Scan the following material for the string "카트리지" and copy each line in which it appears.

Provided records ::
──────
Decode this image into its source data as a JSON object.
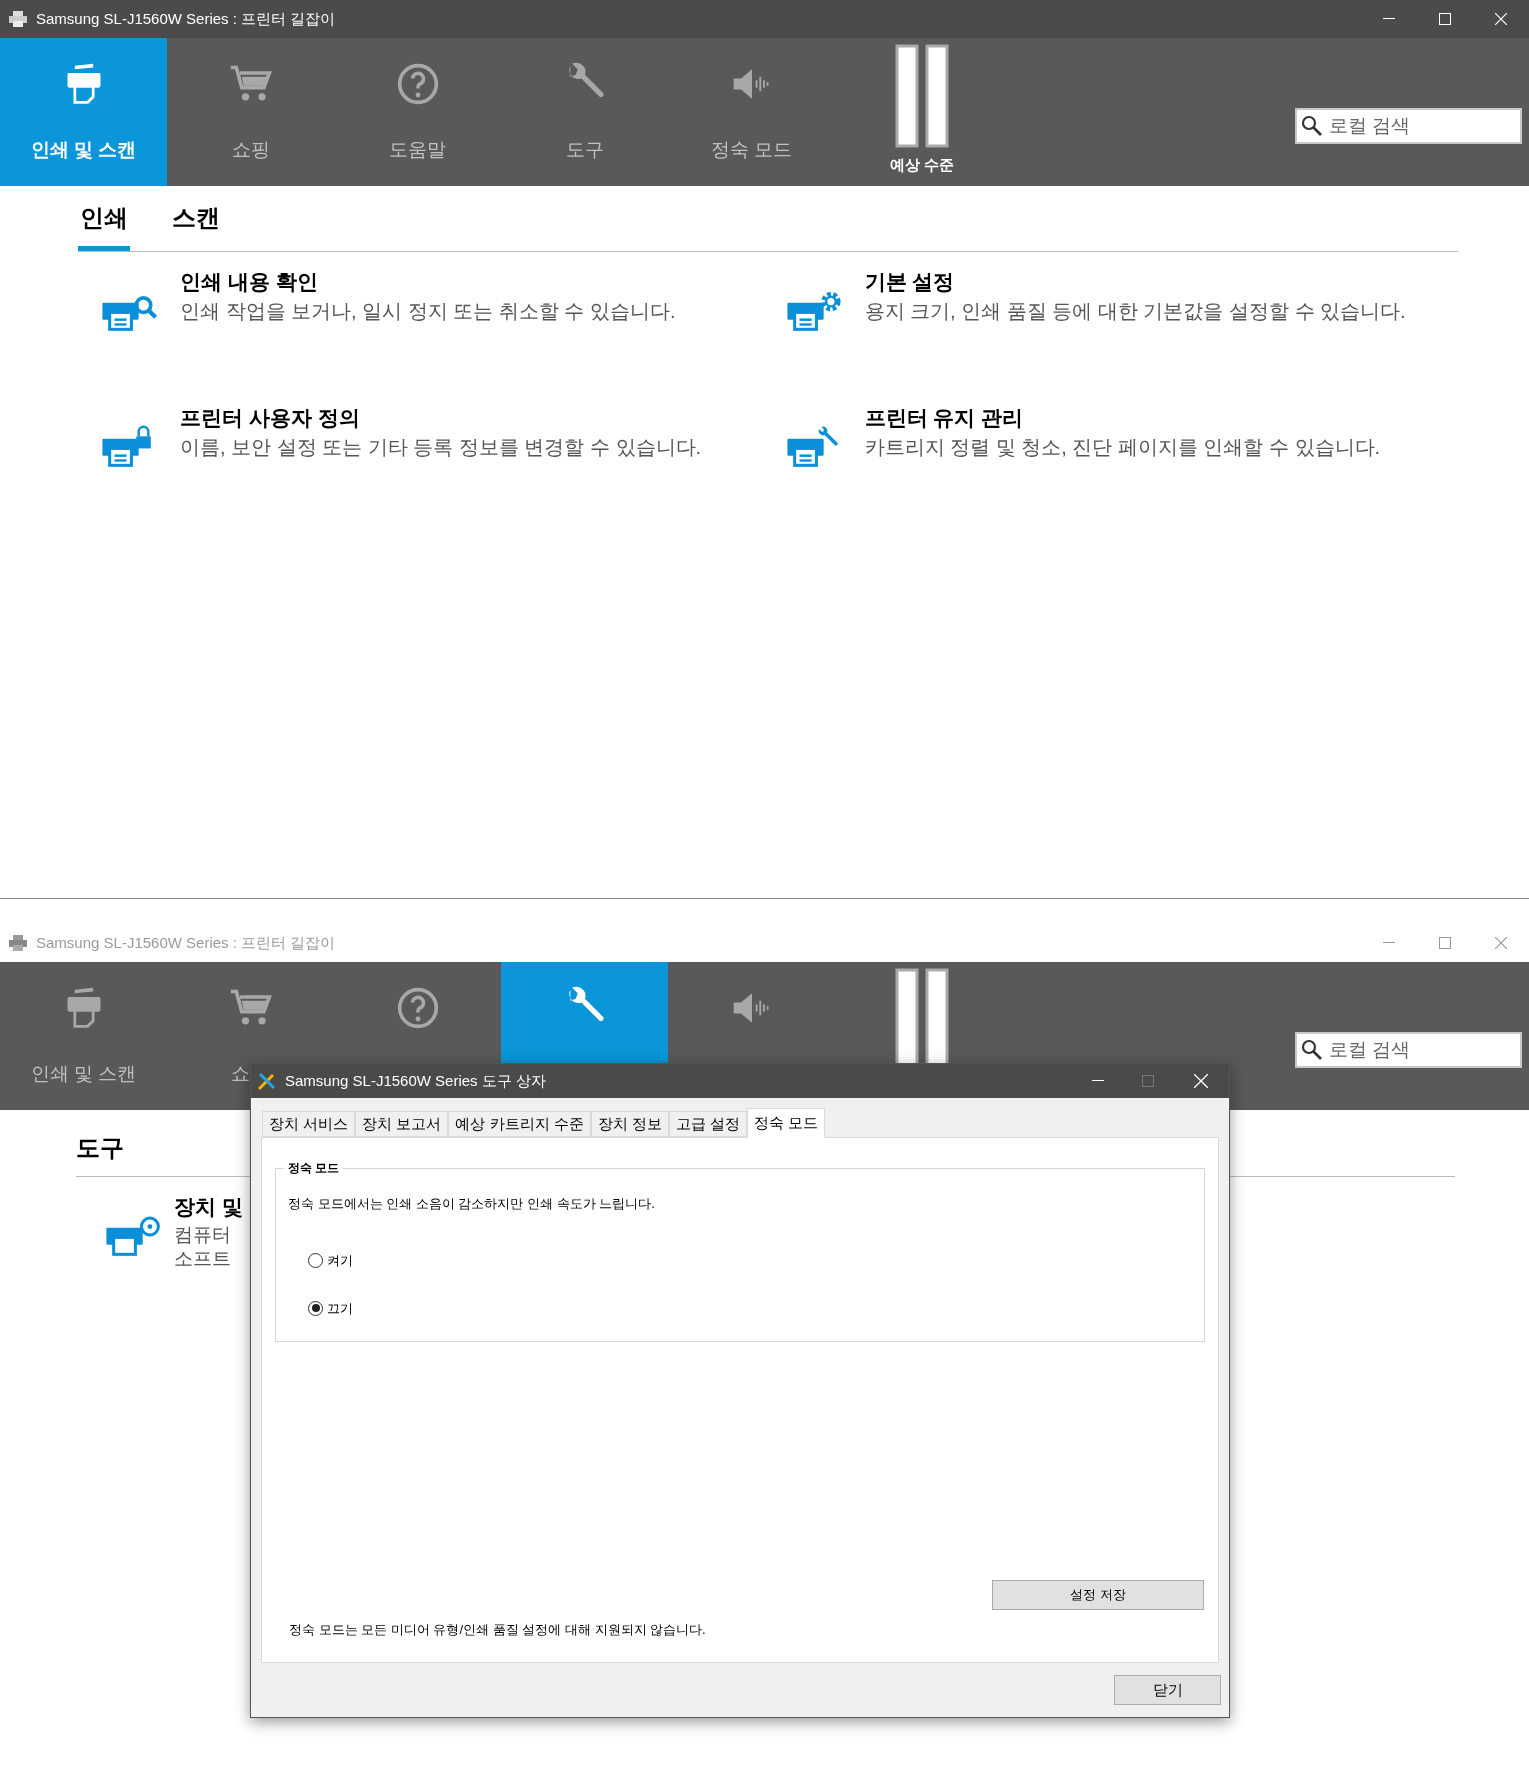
{
  "main_window": {
    "title": "Samsung SL-J1560W Series : 프린터 길잡이",
    "nav": [
      {
        "kind": "printer",
        "label": "인쇄 및 스캔",
        "selected": true
      },
      {
        "kind": "cart",
        "label": "쇼핑",
        "selected": false
      },
      {
        "kind": "help",
        "label": "도움말",
        "selected": false
      },
      {
        "kind": "wrench",
        "label": "도구",
        "selected": false
      },
      {
        "kind": "speaker",
        "label": "정숙 모드",
        "selected": false
      }
    ],
    "ink_label": "예상 수준",
    "search": {
      "placeholder": "로컬 검색"
    },
    "tabs": [
      {
        "label": "인쇄",
        "selected": true
      },
      {
        "label": "스캔",
        "selected": false
      }
    ],
    "items": [
      {
        "kind": "search",
        "title": "인쇄 내용 확인",
        "description": "인쇄 작업을 보거나, 일시 정지 또는 취소할 수 있습니다."
      },
      {
        "kind": "gear",
        "title": "기본 설정",
        "description": "용지 크기, 인쇄 품질 등에 대한 기본값을 설정할 수 있습니다."
      },
      {
        "kind": "lock",
        "title": "프린터 사용자 정의",
        "description": "이름, 보안 설정 또는 기타 등록 정보를 변경할 수 있습니다."
      },
      {
        "kind": "wrench",
        "title": "프린터 유지 관리",
        "description": "카트리지 정렬 및 청소, 진단 페이지를 인쇄할 수 있습니다."
      }
    ]
  },
  "back_window": {
    "title": "Samsung SL-J1560W Series : 프린터 길잡이",
    "nav": [
      {
        "kind": "printer",
        "label": "인쇄 및 스캔",
        "selected": false
      },
      {
        "kind": "cart",
        "label": "쇼",
        "selected": false
      },
      {
        "kind": "help",
        "selected": false
      },
      {
        "kind": "wrench",
        "selected": true
      },
      {
        "kind": "speaker",
        "selected": false
      }
    ],
    "search": {
      "placeholder": "로컬 검색"
    },
    "heading": "도구",
    "item": {
      "title": "장치 및",
      "lines": [
        "컴퓨터",
        "소프트"
      ]
    }
  },
  "dialog": {
    "title": "Samsung SL-J1560W Series 도구 상자",
    "tabs": [
      {
        "label": "장치 서비스",
        "selected": false
      },
      {
        "label": "장치 보고서",
        "selected": false
      },
      {
        "label": "예상 카트리지 수준",
        "selected": false
      },
      {
        "label": "장치 정보",
        "selected": false
      },
      {
        "label": "고급 설정",
        "selected": false
      },
      {
        "label": "정숙 모드",
        "selected": true
      }
    ],
    "group_title": "정숙 모드",
    "description": "정숙 모드에서는 인쇄 소음이 감소하지만 인쇄 속도가 느립니다.",
    "options": [
      {
        "label": "켜기",
        "selected": false
      },
      {
        "label": "끄기",
        "selected": true
      }
    ],
    "save_button": "설정 저장",
    "note": "정숙 모드는 모든 미디어 유형/인쇄 품질 설정에 대해 지원되지 않습니다.",
    "close_button": "닫기"
  }
}
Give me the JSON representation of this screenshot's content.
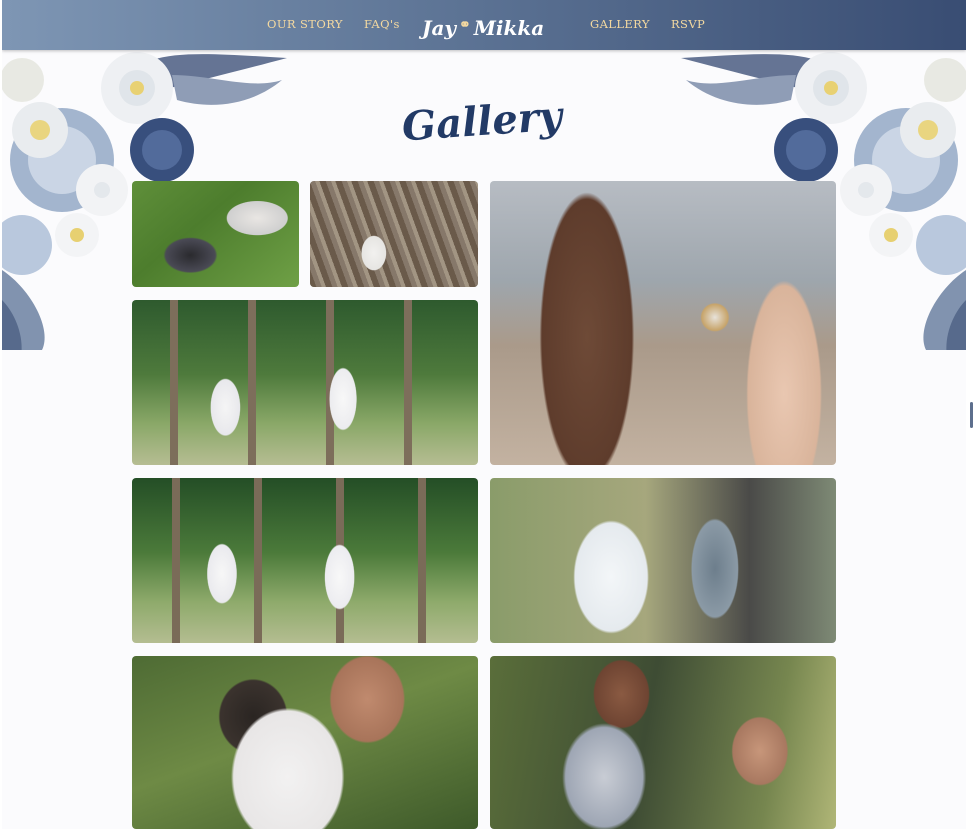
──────
Written response ::
        "description": "카트리지 정렬 및 청소, 진단 페이지를 인쇄할 수 있습니다."
        "label": "예상 카트리지 수준",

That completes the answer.